BEGIN Input data

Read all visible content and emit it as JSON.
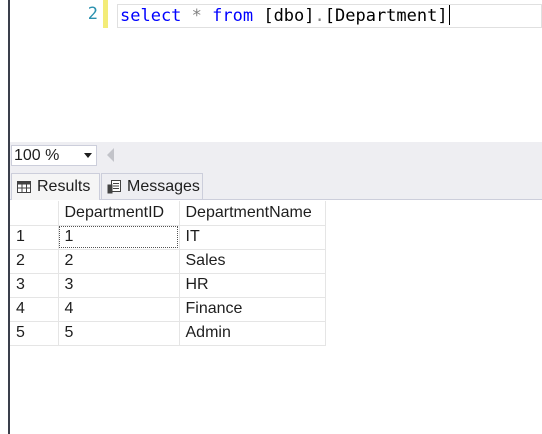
{
  "editor": {
    "line_number": "2",
    "code": {
      "kw1": "select",
      "star": " * ",
      "kw2": "from",
      "schema": " [dbo]",
      "dot": ".",
      "table": "[Department]"
    }
  },
  "zoom": {
    "value": "100 %"
  },
  "tabs": [
    {
      "label": "Results",
      "icon": "grid-icon"
    },
    {
      "label": "Messages",
      "icon": "messages-icon"
    }
  ],
  "grid": {
    "columns": [
      "DepartmentID",
      "DepartmentName"
    ],
    "rows": [
      {
        "num": "1",
        "id": "1",
        "name": "IT"
      },
      {
        "num": "2",
        "id": "2",
        "name": "Sales"
      },
      {
        "num": "3",
        "id": "3",
        "name": "HR"
      },
      {
        "num": "4",
        "id": "4",
        "name": "Finance"
      },
      {
        "num": "5",
        "id": "5",
        "name": "Admin"
      }
    ]
  },
  "colors": {
    "keyword": "#0000ff",
    "line_number": "#2b91af",
    "change_marker": "#f3ec78",
    "toolbar_bg": "#eeeef2"
  }
}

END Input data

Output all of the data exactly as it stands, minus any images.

:: Solution for this task ::
Read all visible content and emit it as JSON.
{
  "editor": {
    "line_number": "2",
    "code": {
      "kw1": "select",
      "star": " * ",
      "kw2": "from",
      "schema": " [dbo]",
      "dot": ".",
      "table": "[Department]"
    }
  },
  "zoom": {
    "value": "100 %"
  },
  "tabs": [
    {
      "label": "Results",
      "icon": "grid-icon"
    },
    {
      "label": "Messages",
      "icon": "messages-icon"
    }
  ],
  "grid": {
    "columns": [
      "DepartmentID",
      "DepartmentName"
    ],
    "rows": [
      {
        "num": "1",
        "id": "1",
        "name": "IT"
      },
      {
        "num": "2",
        "id": "2",
        "name": "Sales"
      },
      {
        "num": "3",
        "id": "3",
        "name": "HR"
      },
      {
        "num": "4",
        "id": "4",
        "name": "Finance"
      },
      {
        "num": "5",
        "id": "5",
        "name": "Admin"
      }
    ]
  },
  "colors": {
    "keyword": "#0000ff",
    "line_number": "#2b91af",
    "change_marker": "#f3ec78",
    "toolbar_bg": "#eeeef2"
  }
}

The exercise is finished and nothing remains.